Kabul attack: Fear among minorities after attack on Gurdwara Parwan Sahib, more than 150 Sikhs waiting for Indian visa
New Delhi: Attacks on minorities in Afghanistan have been on the rise since the fall of the Taliban. Minorities living in Kabul are more fearful after Saturday’s attack on the shrine. More than 150 Sikhs living at the Karta Parwan shrine in Kabul, the victims of the attack, are waiting to get visas to return to India after the Taliban came to power.
Gurnam Singh, president of Gurdwara Karte Parwan, told PTI over phone that he has appealed to the Indian government to expel Sikh Hindus living here at the earliest. He said those people had legal visas, which were revoked after the Taliban came to power. “They want to sell their shops in Kabul since childhood and go away forever,” he said.
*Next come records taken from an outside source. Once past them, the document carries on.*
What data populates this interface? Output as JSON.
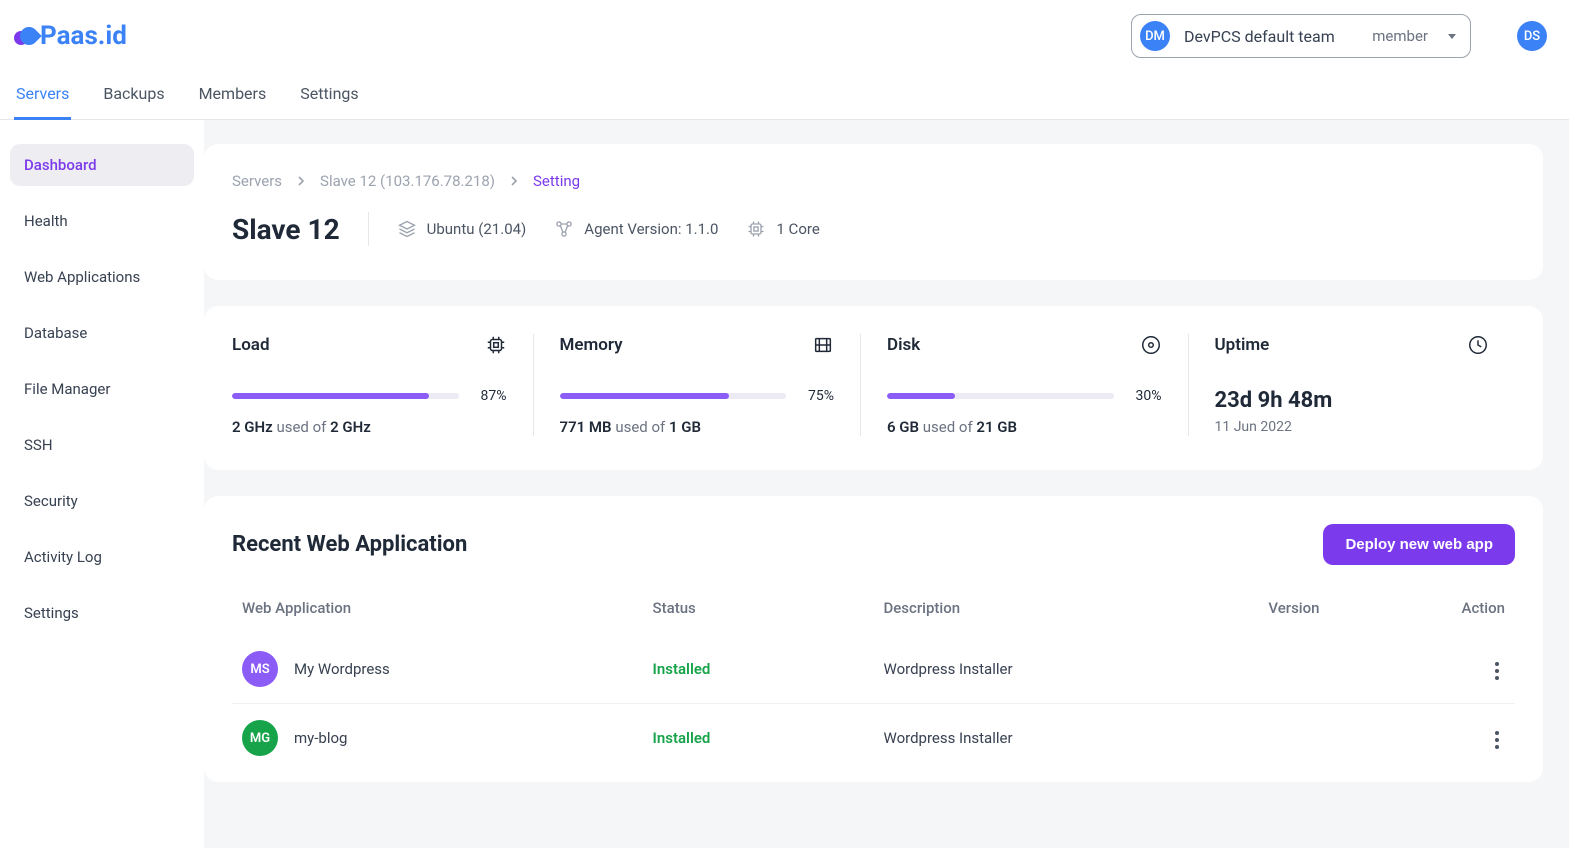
{
  "brand": "Paas.id",
  "team": {
    "initials": "DM",
    "name": "DevPCS default team",
    "role": "member"
  },
  "user": {
    "initials": "DS"
  },
  "tabs": [
    {
      "label": "Servers",
      "active": true
    },
    {
      "label": "Backups"
    },
    {
      "label": "Members"
    },
    {
      "label": "Settings"
    }
  ],
  "sidebar": [
    {
      "label": "Dashboard",
      "active": true
    },
    {
      "label": "Health"
    },
    {
      "label": "Web Applications"
    },
    {
      "label": "Database"
    },
    {
      "label": "File Manager"
    },
    {
      "label": "SSH"
    },
    {
      "label": "Security"
    },
    {
      "label": "Activity Log"
    },
    {
      "label": "Settings"
    }
  ],
  "breadcrumb": {
    "items": [
      "Servers",
      "Slave 12 (103.176.78.218)",
      "Setting"
    ]
  },
  "server": {
    "name": "Slave 12",
    "os": "Ubuntu (21.04)",
    "agent": "Agent Version: 1.1.0",
    "cores": "1 Core"
  },
  "stats": {
    "load": {
      "title": "Load",
      "pct": 87,
      "used": "2 GHz",
      "total": "2 GHz",
      "pct_label": "87%"
    },
    "memory": {
      "title": "Memory",
      "pct": 75,
      "used": "771 MB",
      "total": "1 GB",
      "pct_label": "75%"
    },
    "disk": {
      "title": "Disk",
      "pct": 30,
      "used": "6 GB",
      "total": "21 GB",
      "pct_label": "30%"
    },
    "uptime": {
      "title": "Uptime",
      "value": "23d 9h 48m",
      "date": "11 Jun 2022"
    },
    "used_of_label": " used of "
  },
  "recent": {
    "title": "Recent Web Application",
    "deploy_label": "Deploy new web app",
    "columns": {
      "app": "Web Application",
      "status": "Status",
      "desc": "Description",
      "version": "Version",
      "action": "Action"
    },
    "rows": [
      {
        "initials": "MS",
        "color": "#8b5cf6",
        "name": "My Wordpress",
        "status": "Installed",
        "desc": "Wordpress Installer",
        "version": ""
      },
      {
        "initials": "MG",
        "color": "#16a34a",
        "name": "my-blog",
        "status": "Installed",
        "desc": "Wordpress Installer",
        "version": ""
      }
    ]
  }
}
Gurnam Singh said that now the Government of India should also take this step. We have been waiting for many months. He appealed to India to plan for the protection of temples and shrines. He said that after the departure of Ashraf Ghani government, his house has become a gurudwara.
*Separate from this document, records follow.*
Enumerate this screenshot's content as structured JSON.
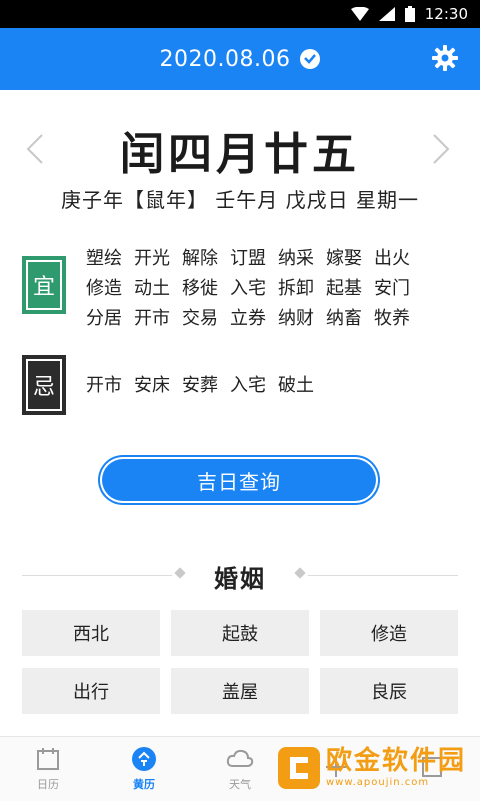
{
  "status_bar": {
    "time": "12:30",
    "icons": [
      "wifi-icon",
      "signal-icon",
      "battery-icon"
    ]
  },
  "header": {
    "date": "2020.08.06",
    "settings_icon": "gear-icon",
    "accent": "#1a84f5"
  },
  "lunar": {
    "title": "闰四月廿五",
    "ganzhi": "庚子年【鼠年】 壬午月 戊戌日 星期一"
  },
  "yi": {
    "label": "宜",
    "color": "#2e9a6e",
    "rows": [
      [
        "塑绘",
        "开光",
        "解除",
        "订盟",
        "纳采",
        "嫁娶",
        "出火"
      ],
      [
        "修造",
        "动土",
        "移徙",
        "入宅",
        "拆卸",
        "起基",
        "安门"
      ],
      [
        "分居",
        "开市",
        "交易",
        "立券",
        "纳财",
        "纳畜",
        "牧养"
      ]
    ]
  },
  "ji": {
    "label": "忌",
    "color": "#2c2c2c",
    "items": [
      "开市",
      "安床",
      "安葬",
      "入宅",
      "破土"
    ]
  },
  "button": {
    "label": "吉日查询"
  },
  "section": {
    "title": "婚姻",
    "cells": [
      "西北",
      "起鼓",
      "修造",
      "出行",
      "盖屋",
      "良辰"
    ]
  },
  "bottom_nav": [
    {
      "label": "日历",
      "icon": "calendar-icon",
      "active": false
    },
    {
      "label": "黄历",
      "icon": "almanac-icon",
      "active": true
    },
    {
      "label": "天气",
      "icon": "cloud-icon",
      "active": false
    },
    {
      "label": "",
      "icon": "plus-icon",
      "active": false
    },
    {
      "label": "",
      "icon": "profile-icon",
      "active": false
    }
  ],
  "watermark": {
    "main": "欧金软件园",
    "sub": "www.apoujin.com"
  }
}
India has issued e-visas to over 100 Sikhs and Hindus since the attack on the shrine on Saturday. India has strongly condemned this attack and called it a cowardly attack. After this, the expectation of visa for these people has also increased.